Amherst Supervisor Satish B. Mohan wants a legal opinion from the state attorney general's office to determine if the town can switch 178 retirees from their current medical insurance providers to Medicare, saving up to $300,000 annually.
As it is, Amherst is subsidizing Medicare and providing a windfall for private insurance companies that cover retirees, Deputy Supervisor Roy Wixson said.
Mohan's insurance proposal prompted outcries from some retirees at a recent Town Board meeting, but he argued that the change could provide better coverage for retirees while saving money for the town.
Mohan was out of town and could not be reached to comment. But Wixson said the switch would end an arrangement that now requires Amherst to reimburse each retiree for about $92 a month in deductions charged by Medicare, as well as pay for their traditional medical coverage.
"In effect, Amherst taxpayers were subsidizing the Medicare system," Wixson said.
Even worse, Medicare now pays the reimbursements to the insurance companies that provide coverage for retirees, Wixson said.
"This is really a windfall to the medical insurance companies because we not only have paid for their claims, but the insurance company also takes the reimbursement from Medicare for the retirees' claims," Wixson said.

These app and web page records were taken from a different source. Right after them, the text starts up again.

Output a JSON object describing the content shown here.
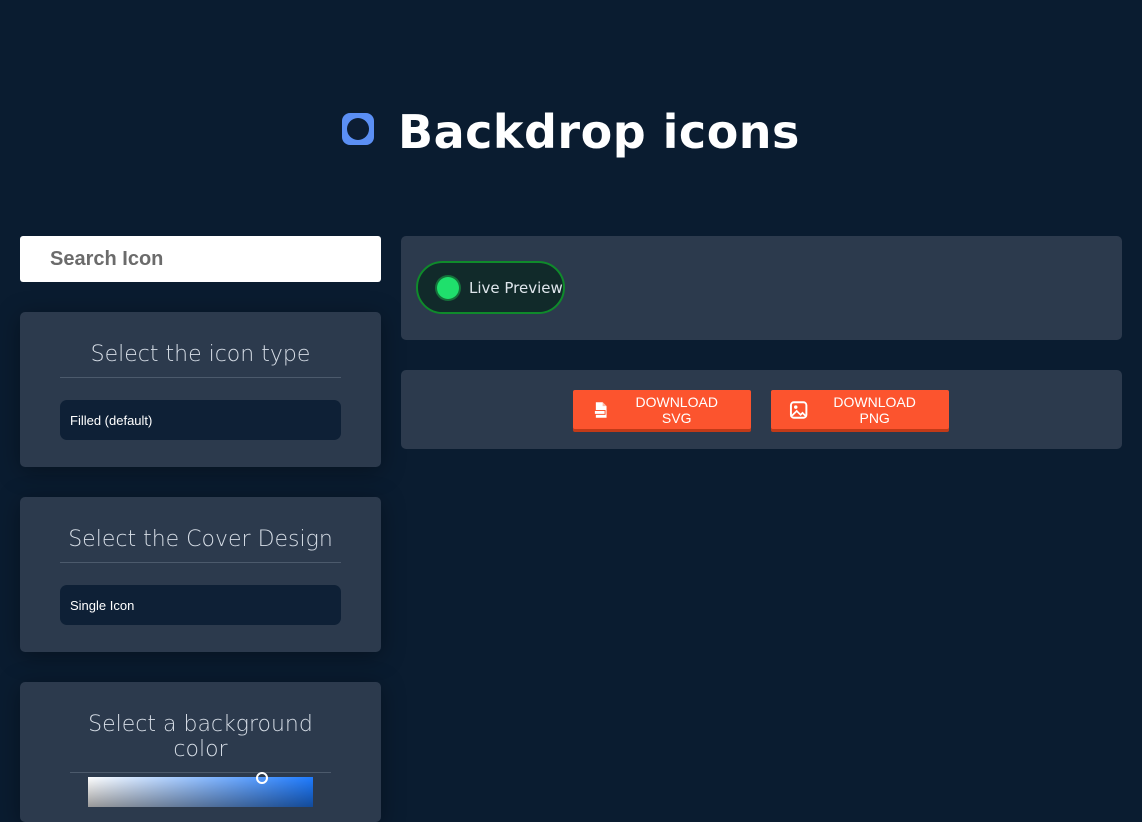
{
  "header": {
    "title": "Backdrop icons",
    "logo_icon": "rounded-square-circle-icon",
    "logo_color": "#5b8ff4"
  },
  "search": {
    "placeholder": "Search Icon",
    "value": ""
  },
  "icon_type_panel": {
    "title": "Select the icon type",
    "selected": "Filled (default)"
  },
  "cover_design_panel": {
    "title": "Select the Cover Design",
    "selected": "Single Icon"
  },
  "background_color_panel": {
    "title": "Select a background color",
    "picker_color": "#1e7bff"
  },
  "preview": {
    "live_label": "Live Preview",
    "live_active": true,
    "live_color": "#1fe06c"
  },
  "downloads": {
    "svg_label": "DOWNLOAD SVG",
    "svg_icon": "file-svg-icon",
    "png_label": "DOWNLOAD PNG",
    "png_icon": "image-icon",
    "accent_color": "#fc542e"
  },
  "colors": {
    "background": "#0a1c30",
    "panel": "#2c3a4d"
  }
}
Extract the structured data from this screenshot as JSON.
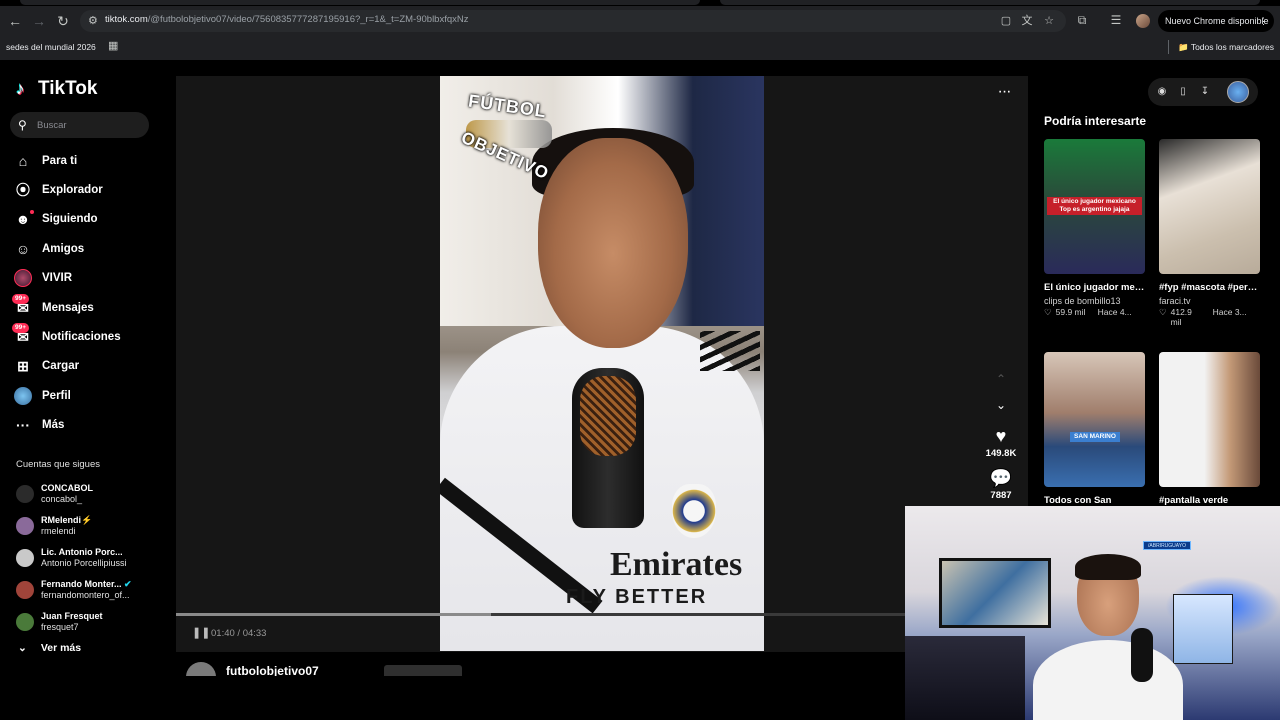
{
  "browser": {
    "url_domain": "tiktok.com",
    "url_path": "/@futbolobjetivo07/video/7560835777287195916?_r=1&_t=ZM-90blbxfqxNz",
    "update_button": "Nuevo Chrome disponible",
    "bookmark_chip": "sedes del mundial 2026",
    "all_bookmarks": "Todos los marcadores"
  },
  "app": {
    "brand": "TikTok",
    "search_placeholder": "Buscar"
  },
  "nav": {
    "items": [
      {
        "label": "Para ti",
        "icon": "home-icon"
      },
      {
        "label": "Explorador",
        "icon": "compass-icon"
      },
      {
        "label": "Siguiendo",
        "icon": "following-icon"
      },
      {
        "label": "Amigos",
        "icon": "friends-icon"
      },
      {
        "label": "VIVIR",
        "icon": "live-icon"
      },
      {
        "label": "Mensajes",
        "icon": "messages-icon",
        "badge": "99+"
      },
      {
        "label": "Notificaciones",
        "icon": "notifications-icon",
        "badge": "99+"
      },
      {
        "label": "Cargar",
        "icon": "upload-icon"
      },
      {
        "label": "Perfil",
        "icon": "profile-icon"
      },
      {
        "label": "Más",
        "icon": "more-icon"
      }
    ]
  },
  "following": {
    "title": "Cuentas que sigues",
    "accounts": [
      {
        "name": "CONCABOL",
        "handle": "concabol_",
        "color": "#2b2b2b"
      },
      {
        "name": "RMelendi⚡",
        "handle": "rmelendi",
        "color": "#8a6a9a"
      },
      {
        "name": "Lic. Antonio Porc...",
        "handle": "Antonio Porcellipiussi",
        "color": "#c9c9c9"
      },
      {
        "name": "Fernando Monter...",
        "handle": "fernandomontero_of...",
        "color": "#a0443a",
        "verified": true
      },
      {
        "name": "Juan Fresquet",
        "handle": "fresquet7",
        "color": "#4a7a3a"
      }
    ],
    "see_more": "Ver más"
  },
  "player": {
    "watermark_top": "FÚTBOL",
    "watermark_bottom": "OBJETIVO",
    "sponsor_line1": "Emirates",
    "sponsor_line2": "FLY BETTER",
    "likes": "149.8K",
    "comments": "7887",
    "time": "01:40 / 04:33",
    "progress": 0.37,
    "author": "futbolobjetivo07"
  },
  "suggestions": {
    "title": "Podría interesarte",
    "cards": [
      {
        "caption": "El único jugador mexicano en equip...",
        "author": "clips de bombillo13",
        "likes": "59.9 mil",
        "ago": "Hace 4...",
        "overlay": "El único jugador mexicano Top es argentino jajaja",
        "colors": [
          "#1a7a3a",
          "#2a2a5a"
        ]
      },
      {
        "caption": "#fyp #mascota #perro #salvabebé...",
        "author": "faraci.tv",
        "likes": "412.9 mil",
        "ago": "Hace 3...",
        "colors": [
          "#e8e0d6",
          "#b8ab9a"
        ]
      },
      {
        "caption": "Todos con San",
        "author": "",
        "likes": "",
        "ago": "",
        "overlay": "SAN MARINO",
        "colors": [
          "#d7c6b8",
          "#3a6fb0"
        ]
      },
      {
        "caption": "#pantalla verde",
        "author": "",
        "likes": "",
        "ago": "",
        "colors": [
          "#f2f2f2",
          "#c49a78"
        ]
      }
    ]
  },
  "stream_overlay": {
    "channel_tag": "/ABRIRUGUAYO"
  }
}
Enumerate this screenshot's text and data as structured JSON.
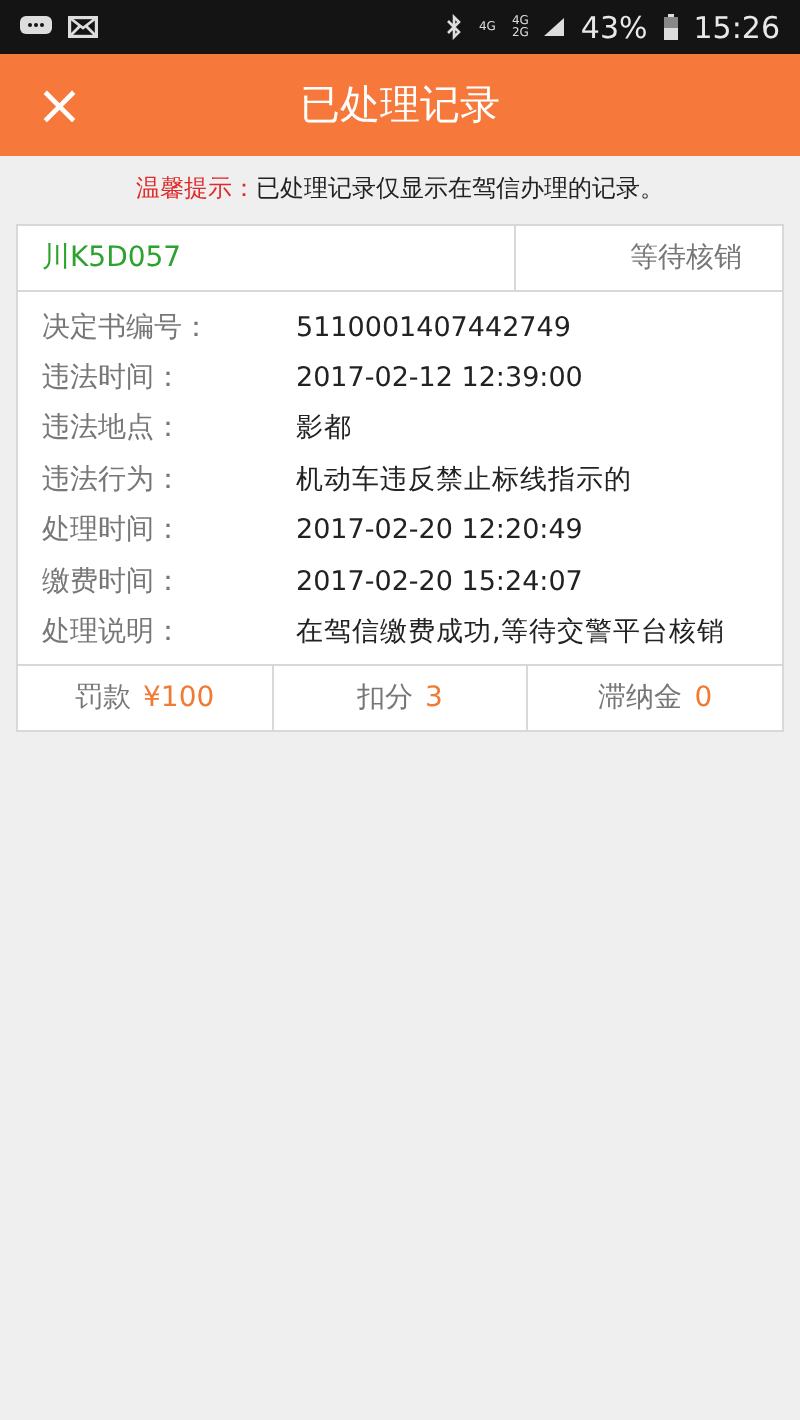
{
  "status_bar": {
    "network_labels": [
      "4G",
      "4G",
      "2G"
    ],
    "battery": "43%",
    "time": "15:26"
  },
  "header": {
    "close": "×",
    "title": "已处理记录"
  },
  "notice": {
    "label": "温馨提示：",
    "text": "已处理记录仅显示在驾信办理的记录。"
  },
  "record": {
    "plate": "川K5D057",
    "status": "等待核销",
    "fields": [
      {
        "label": "决定书编号：",
        "value": "5110001407442749"
      },
      {
        "label": "违法时间：",
        "value": "2017-02-12 12:39:00"
      },
      {
        "label": "违法地点：",
        "value": "影都"
      },
      {
        "label": "违法行为：",
        "value": "机动车违反禁止标线指示的"
      },
      {
        "label": "处理时间：",
        "value": "2017-02-20 12:20:49"
      },
      {
        "label": "缴费时间：",
        "value": "2017-02-20 15:24:07"
      },
      {
        "label": "处理说明：",
        "value": "在驾信缴费成功,等待交警平台核销"
      }
    ],
    "summary": [
      {
        "label": "罚款",
        "value": "¥100"
      },
      {
        "label": "扣分",
        "value": "3"
      },
      {
        "label": "滞纳金",
        "value": "0"
      }
    ]
  }
}
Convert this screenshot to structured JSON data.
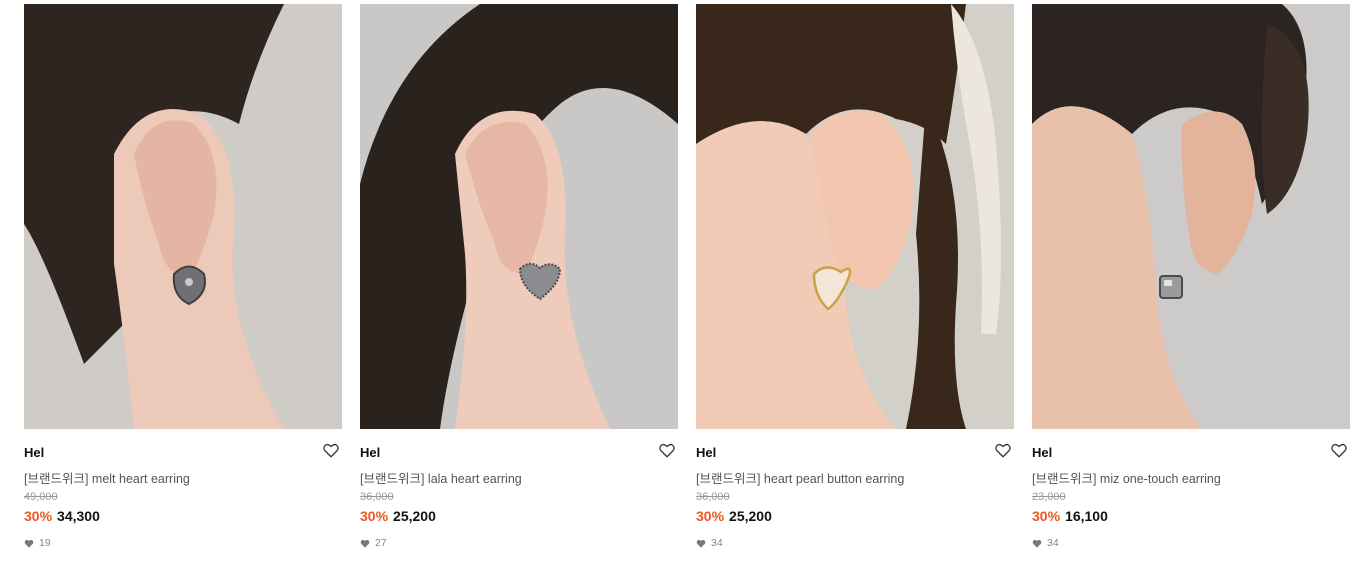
{
  "products": [
    {
      "brand": "Hel",
      "name": "[브랜드위크] melt heart earring",
      "original_price": "49,000",
      "discount": "30%",
      "price": "34,300",
      "likes": "19",
      "photo": {
        "bg": "#cfccc8",
        "hair": "#2e2520",
        "skin": "#ecc9b8",
        "earring": "#6f7073"
      }
    },
    {
      "brand": "Hel",
      "name": "[브랜드위크] lala heart earring",
      "original_price": "36,000",
      "discount": "30%",
      "price": "25,200",
      "likes": "27",
      "photo": {
        "bg": "#c9c8c6",
        "hair": "#2a221d",
        "skin": "#efcbbb",
        "earring": "#8b8c8f"
      }
    },
    {
      "brand": "Hel",
      "name": "[브랜드위크] heart pearl button earring",
      "original_price": "36,000",
      "discount": "30%",
      "price": "25,200",
      "likes": "34",
      "photo": {
        "bg": "#d3cfc9",
        "hair": "#3a271c",
        "skin": "#f1cbb6",
        "earring": "#f3e6d6"
      }
    },
    {
      "brand": "Hel",
      "name": "[브랜드위크] miz one-touch earring",
      "original_price": "23,000",
      "discount": "30%",
      "price": "16,100",
      "likes": "34",
      "photo": {
        "bg": "#cccbc9",
        "hair": "#2b2420",
        "skin": "#e9c0aa",
        "earring": "#9a9b9e"
      }
    }
  ],
  "icons": {
    "wishlist": "heart-outline-icon",
    "likes": "heart-filled-icon"
  },
  "colors": {
    "discount": "#e85a1e",
    "muted": "#999999"
  }
}
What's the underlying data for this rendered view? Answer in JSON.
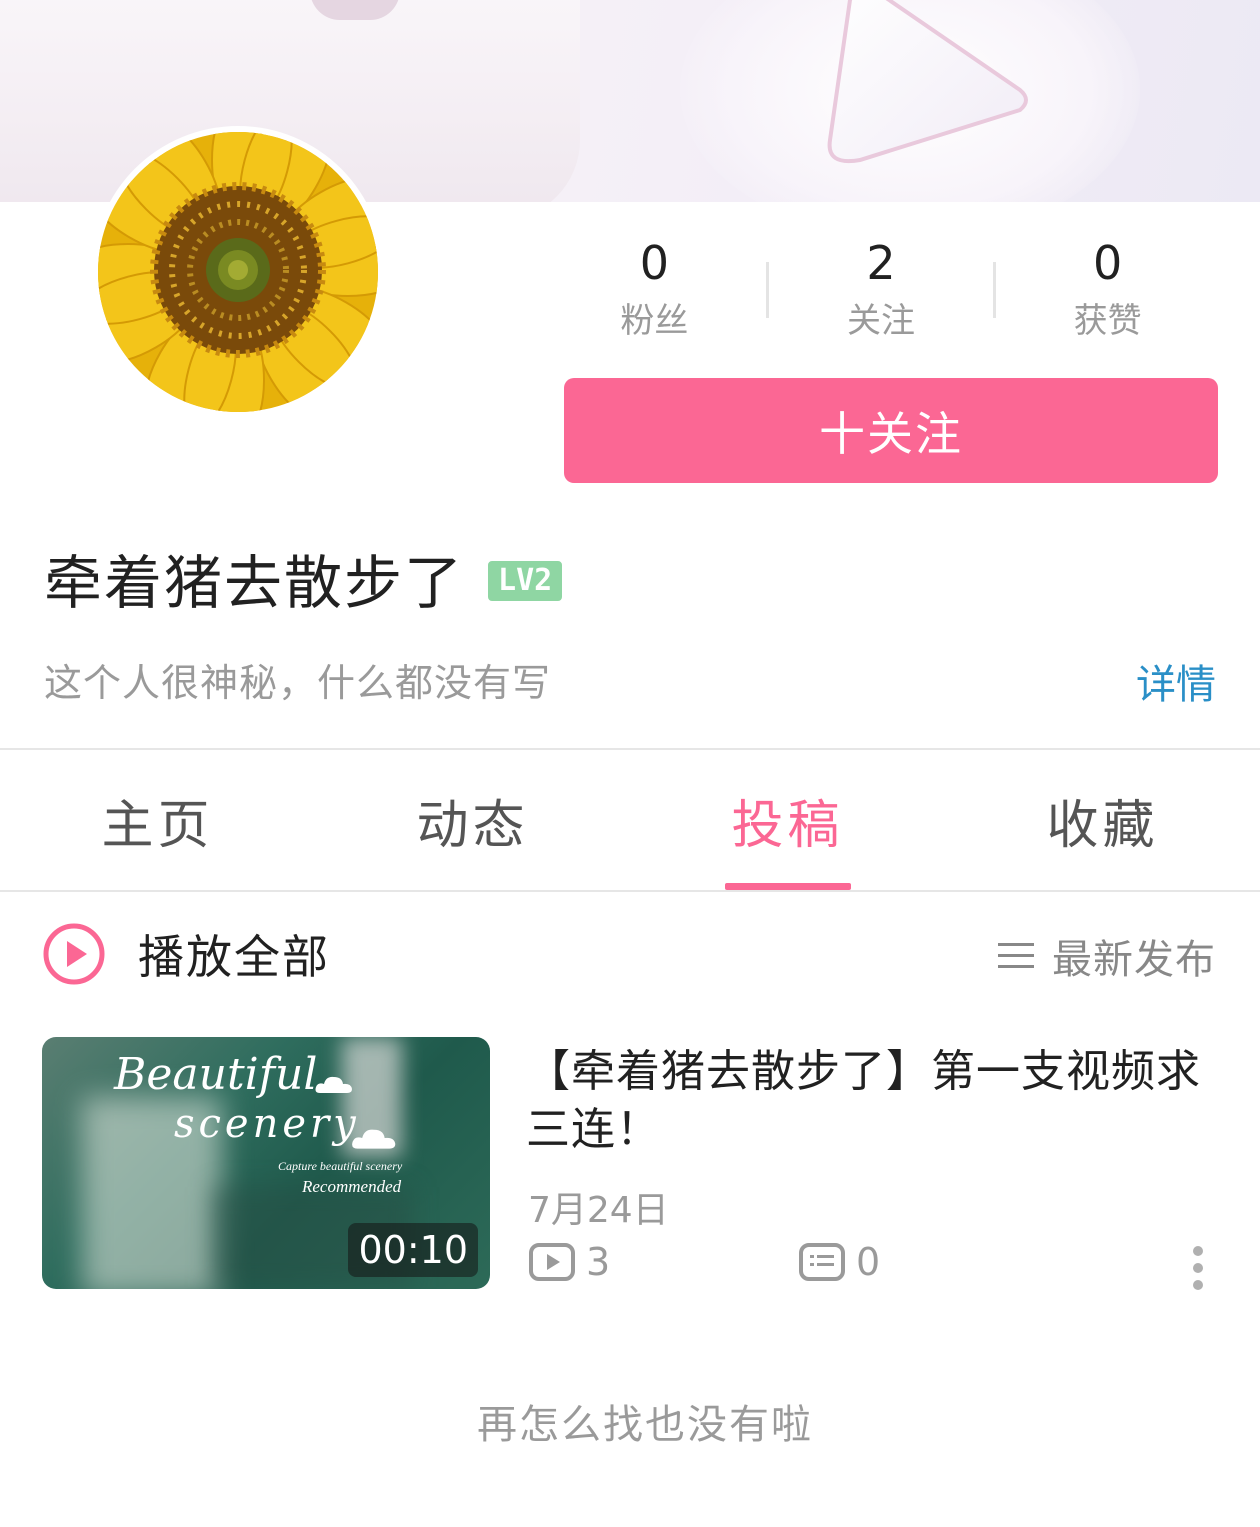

Spokesmen for the retirees appeared at the last board meeting and denounced town officials for considering the changes. Under its labor contracts with workers, the town is providing medical insurance for about 266 retirees, ages 65 and older, who were hired as full-time employees prior to 1977.
About 88 of those covered by the agreement have already switched to Medicare, with Medigap insurance paid by the town.
"We've not received any complaints, and the important thing is, they still can chose their doctors, and if they travel or live outside of the area, that's covered too," Wixson said.
Wixson also said that the town's labor agreements require Amherst to provide equal or better coverage than they now receive but do not prevent the switch.
"We're trying to make sure the coverage is equal or better, and to achieve that we're not only providing the Medigap insurance, but we're also continuing to pay the $92 for Medicaid Part A insurance, and just in case there is something else that needs to be taken care of, we're giving them each a $500 insurance card," he said.
"There's simply no point in subsidizing the Medicare system and giving the medical insurance companies a windfall profit," Wixson said.